Researchers at The Ohio State University Medical Center are studying whether simple nutritional intervention – adding cholesterol to the diets of children with autism spectrum disorders after a test to see if they need it – can improve core autism symptoms.
In excess, cholesterol can be harmful, but a certain amount is crucial for the proper development and maintenance of the brain. So it stands to reason that lower levels of cholesterol, particularly during crucial periods of growth, can lead to mental dysfunction, said principal investigator Dr. L. Eugene Arnold, a child psychiatrist at Ohio State’s Nisonger Center who specializes in researching and treating autism.
(read the rest at the link above)Full details on the trial are available from the U.S. National Institute of Health's clinic trial website, but the general idea is as follows.
- Find out how many children with autism have extremely low total cholesterol. Low cholesterol in this context will probably mean less than 120.
- See if there are unique characteristics of these individuals that set them apart from with other children with autism who have normal cholesterol.
- Test whether giving dietary cholesterol supplements will improve "behavioral and other characteristics" in these individuals.

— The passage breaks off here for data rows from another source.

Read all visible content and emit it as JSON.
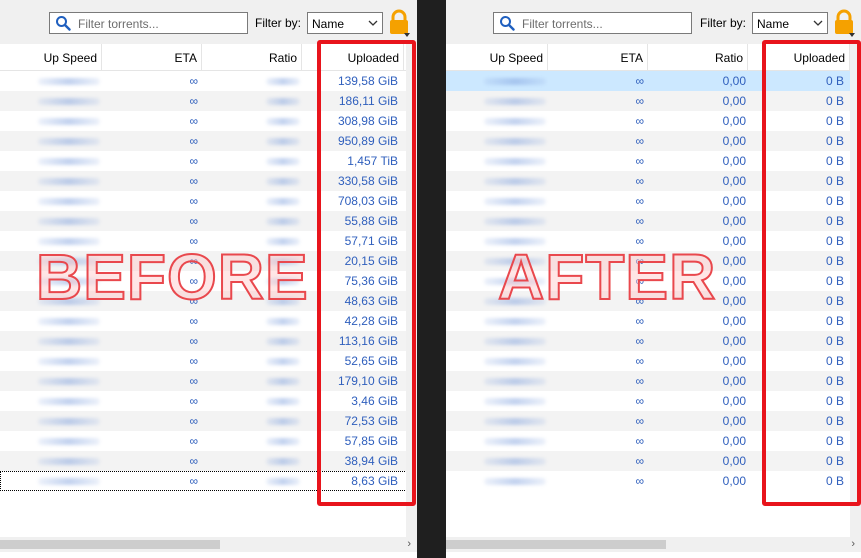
{
  "toolbar": {
    "search_placeholder": "Filter torrents...",
    "filter_label": "Filter by:",
    "filter_value": "Name"
  },
  "columns": {
    "up_speed": "Up Speed",
    "eta": "ETA",
    "ratio": "Ratio",
    "uploaded": "Uploaded"
  },
  "before": {
    "label": "BEFORE",
    "rows": [
      {
        "eta": "∞",
        "uploaded": "139,58 GiB"
      },
      {
        "eta": "∞",
        "uploaded": "186,11 GiB"
      },
      {
        "eta": "∞",
        "uploaded": "308,98 GiB"
      },
      {
        "eta": "∞",
        "uploaded": "950,89 GiB"
      },
      {
        "eta": "∞",
        "uploaded": "1,457 TiB"
      },
      {
        "eta": "∞",
        "uploaded": "330,58 GiB"
      },
      {
        "eta": "∞",
        "uploaded": "708,03 GiB"
      },
      {
        "eta": "∞",
        "uploaded": "55,88 GiB"
      },
      {
        "eta": "∞",
        "uploaded": "57,71 GiB"
      },
      {
        "eta": "∞",
        "uploaded": "20,15 GiB"
      },
      {
        "eta": "∞",
        "uploaded": "75,36 GiB"
      },
      {
        "eta": "∞",
        "uploaded": "48,63 GiB"
      },
      {
        "eta": "∞",
        "uploaded": "42,28 GiB"
      },
      {
        "eta": "∞",
        "uploaded": "113,16 GiB"
      },
      {
        "eta": "∞",
        "uploaded": "52,65 GiB"
      },
      {
        "eta": "∞",
        "uploaded": "179,10 GiB"
      },
      {
        "eta": "∞",
        "uploaded": "3,46 GiB"
      },
      {
        "eta": "∞",
        "uploaded": "72,53 GiB"
      },
      {
        "eta": "∞",
        "uploaded": "57,85 GiB"
      },
      {
        "eta": "∞",
        "uploaded": "38,94 GiB"
      },
      {
        "eta": "∞",
        "uploaded": "8,63 GiB"
      }
    ]
  },
  "after": {
    "label": "AFTER",
    "rows": [
      {
        "eta": "∞",
        "ratio": "0,00",
        "uploaded": "0 B"
      },
      {
        "eta": "∞",
        "ratio": "0,00",
        "uploaded": "0 B"
      },
      {
        "eta": "∞",
        "ratio": "0,00",
        "uploaded": "0 B"
      },
      {
        "eta": "∞",
        "ratio": "0,00",
        "uploaded": "0 B"
      },
      {
        "eta": "∞",
        "ratio": "0,00",
        "uploaded": "0 B"
      },
      {
        "eta": "∞",
        "ratio": "0,00",
        "uploaded": "0 B"
      },
      {
        "eta": "∞",
        "ratio": "0,00",
        "uploaded": "0 B"
      },
      {
        "eta": "∞",
        "ratio": "0,00",
        "uploaded": "0 B"
      },
      {
        "eta": "∞",
        "ratio": "0,00",
        "uploaded": "0 B"
      },
      {
        "eta": "∞",
        "ratio": "0,00",
        "uploaded": "0 B"
      },
      {
        "eta": "∞",
        "ratio": "0,00",
        "uploaded": "0 B"
      },
      {
        "eta": "∞",
        "ratio": "0,00",
        "uploaded": "0 B"
      },
      {
        "eta": "∞",
        "ratio": "0,00",
        "uploaded": "0 B"
      },
      {
        "eta": "∞",
        "ratio": "0,00",
        "uploaded": "0 B"
      },
      {
        "eta": "∞",
        "ratio": "0,00",
        "uploaded": "0 B"
      },
      {
        "eta": "∞",
        "ratio": "0,00",
        "uploaded": "0 B"
      },
      {
        "eta": "∞",
        "ratio": "0,00",
        "uploaded": "0 B"
      },
      {
        "eta": "∞",
        "ratio": "0,00",
        "uploaded": "0 B"
      },
      {
        "eta": "∞",
        "ratio": "0,00",
        "uploaded": "0 B"
      },
      {
        "eta": "∞",
        "ratio": "0,00",
        "uploaded": "0 B"
      },
      {
        "eta": "∞",
        "ratio": "0,00",
        "uploaded": "0 B"
      }
    ]
  },
  "icons": {
    "search": "search-icon",
    "dropdown": "chevron-down-icon",
    "lock": "lock-icon"
  },
  "colors": {
    "cell_text": "#2f5fbd",
    "highlight": "#e8141c",
    "selected_row": "#cce8ff",
    "lock": "#f5a100"
  }
}
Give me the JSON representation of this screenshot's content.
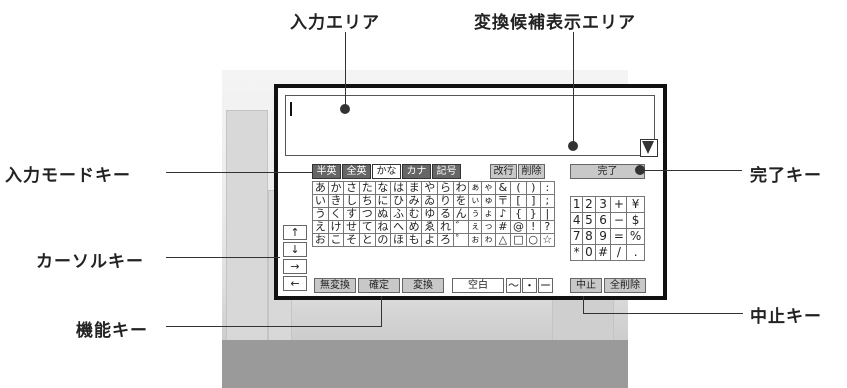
{
  "callouts": {
    "input_area": "入力エリア",
    "candidate_area": "変換候補表示エリア",
    "input_mode_keys": "入力モードキー",
    "cursor_keys": "カーソルキー",
    "function_keys": "機能キー",
    "done_key": "完了キー",
    "cancel_key": "中止キー"
  },
  "mode_keys": [
    "半英",
    "全英",
    "かな",
    "カナ",
    "記号"
  ],
  "selected_mode_index": 2,
  "linefeed_key": "改行",
  "delete_key": "削除",
  "done_key": "完了",
  "kana_rows": [
    [
      "あ",
      "か",
      "さ",
      "た",
      "な",
      "は",
      "ま",
      "や",
      "ら",
      "わ",
      "ぁ",
      "ゃ",
      "&",
      "(",
      ")",
      ":"
    ],
    [
      "い",
      "き",
      "し",
      "ち",
      "に",
      "ひ",
      "み",
      "ゐ",
      "り",
      "を",
      "ぃ",
      "ゅ",
      "〒",
      "[",
      "]",
      ";"
    ],
    [
      "う",
      "く",
      "す",
      "つ",
      "ぬ",
      "ふ",
      "む",
      "ゆ",
      "る",
      "ん",
      "ぅ",
      "ょ",
      "♪",
      "{",
      "}",
      "|"
    ],
    [
      "え",
      "け",
      "せ",
      "て",
      "ね",
      "へ",
      "め",
      "ゑ",
      "れ",
      "゛",
      "ぇ",
      "っ",
      "#",
      "@",
      "!",
      "?"
    ],
    [
      "お",
      "こ",
      "そ",
      "と",
      "の",
      "ほ",
      "も",
      "よ",
      "ろ",
      "゜",
      "ぉ",
      "ゎ",
      "△",
      "□",
      "○",
      "☆"
    ]
  ],
  "cursor_keys": [
    "↑",
    "↓",
    "→",
    "←"
  ],
  "function_keys": [
    "無変換",
    "確定",
    "変換"
  ],
  "space_key": "空白",
  "bottom_symbols": [
    "〜",
    "・",
    "ー"
  ],
  "numpad": [
    [
      "1",
      "2",
      "3",
      "+",
      "¥"
    ],
    [
      "4",
      "5",
      "6",
      "−",
      "$"
    ],
    [
      "7",
      "8",
      "9",
      "=",
      "%"
    ],
    [
      "*",
      "0",
      "#",
      "/",
      "."
    ]
  ],
  "cancel_key": "中止",
  "clear_all_key": "全削除"
}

This seems to be a well designed study but I do have one concern - what will be considered an "improvement"? Is successfully raising the child's cholesterol level back into a normal range going to be considered an improvement or do there have to be clinical significant behavioral improvements to go along with it? The details provided on the NIH's site don't make that clear.
This may seem like a small point but it really isn't - dietary supplements aren't the same things as drugs. They don't tend to have large, immediate effects nor do they work as quickly as drugs do. The supplement may succeed in raising the cholesterol level in these children but will that translate into noticeable changes in behavior in such a short time period?
Remember, almost all of the tests that look at autism look solely at behaviors. Behaviors are - even in autism - things that are learned. So even if you take out the underlying cause of the behaviors it will take time and effort to unlearn the behaviors.
But more than that, if cholesterol is important for normal development, it might be that the absence of cholesterol during certain periods that impairs normal development. Simply giving cholesterol isn't going to repair or fix the things that didn't develop properly. But maintaining a healthy level of cholesterol might prevent other things from going wrong in the future.
Regardless, it is good to see these sorts of trials being done. I believe that there are many children with autism who will benefit from taking a more biological approach to treating autism.